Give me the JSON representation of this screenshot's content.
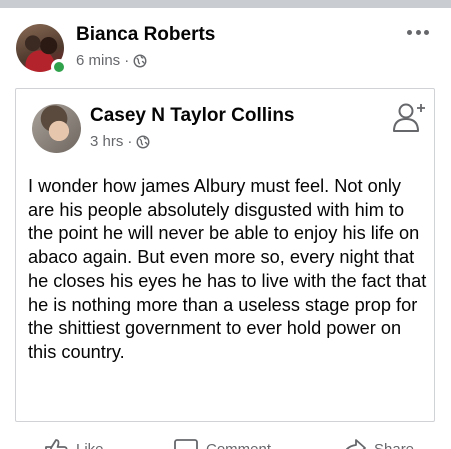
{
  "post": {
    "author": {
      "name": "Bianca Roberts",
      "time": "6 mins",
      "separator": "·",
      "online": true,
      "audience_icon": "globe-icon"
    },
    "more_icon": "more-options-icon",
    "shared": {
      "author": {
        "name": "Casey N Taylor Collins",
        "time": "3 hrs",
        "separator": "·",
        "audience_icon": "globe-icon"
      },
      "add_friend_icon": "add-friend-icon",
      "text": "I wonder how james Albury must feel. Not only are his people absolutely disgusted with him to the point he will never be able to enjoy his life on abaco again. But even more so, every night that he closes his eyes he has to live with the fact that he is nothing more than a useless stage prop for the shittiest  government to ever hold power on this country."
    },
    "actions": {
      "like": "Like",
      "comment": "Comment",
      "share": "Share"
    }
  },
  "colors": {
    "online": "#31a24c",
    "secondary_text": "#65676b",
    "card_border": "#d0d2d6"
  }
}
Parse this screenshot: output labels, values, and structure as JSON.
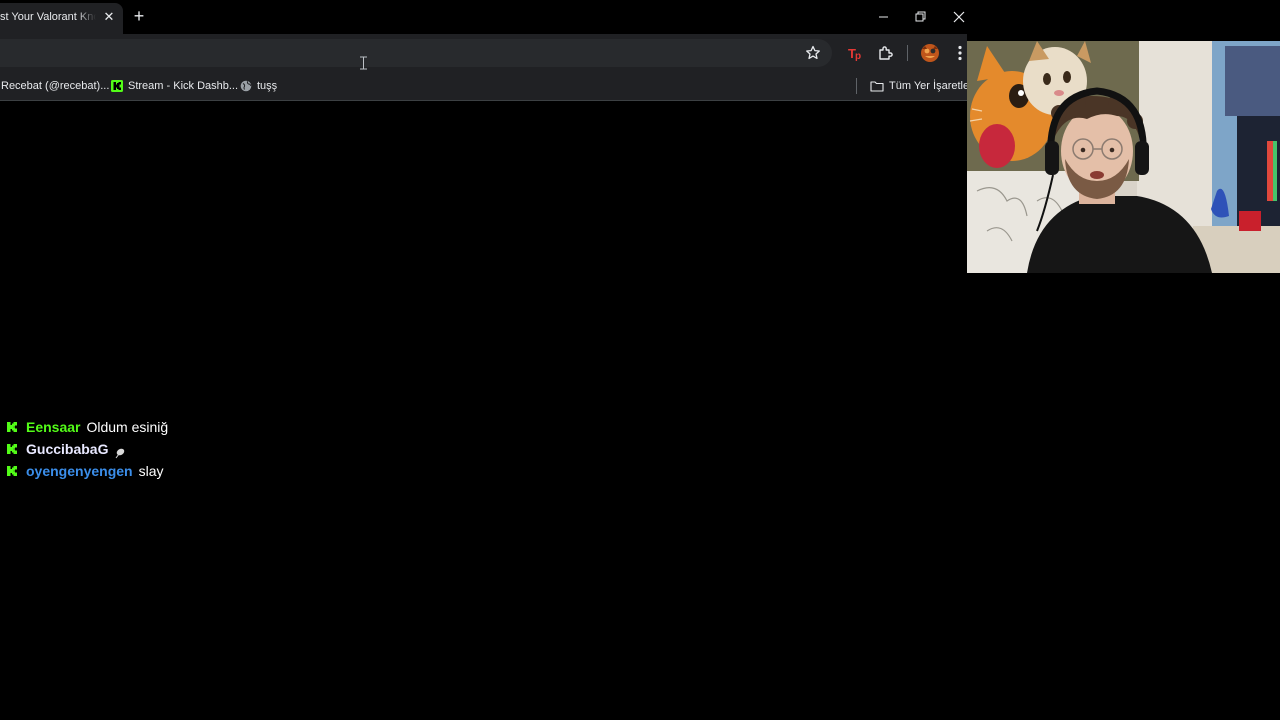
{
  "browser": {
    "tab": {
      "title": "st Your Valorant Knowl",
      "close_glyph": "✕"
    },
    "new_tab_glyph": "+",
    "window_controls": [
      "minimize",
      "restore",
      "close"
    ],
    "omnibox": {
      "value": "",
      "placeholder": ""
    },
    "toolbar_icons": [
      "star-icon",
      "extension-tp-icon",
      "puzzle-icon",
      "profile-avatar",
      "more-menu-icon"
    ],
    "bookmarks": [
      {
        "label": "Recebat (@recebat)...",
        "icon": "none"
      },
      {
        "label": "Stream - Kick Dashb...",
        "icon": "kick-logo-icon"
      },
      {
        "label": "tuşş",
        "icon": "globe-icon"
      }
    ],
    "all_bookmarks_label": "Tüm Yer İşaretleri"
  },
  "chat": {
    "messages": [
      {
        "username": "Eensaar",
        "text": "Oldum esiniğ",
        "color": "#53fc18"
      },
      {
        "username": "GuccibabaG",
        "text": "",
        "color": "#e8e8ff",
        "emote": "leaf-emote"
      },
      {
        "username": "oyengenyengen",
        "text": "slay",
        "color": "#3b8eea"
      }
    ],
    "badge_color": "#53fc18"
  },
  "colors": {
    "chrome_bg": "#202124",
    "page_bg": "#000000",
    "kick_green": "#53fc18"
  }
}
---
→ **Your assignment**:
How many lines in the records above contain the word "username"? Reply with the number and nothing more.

→ **Answer to the problem**:
3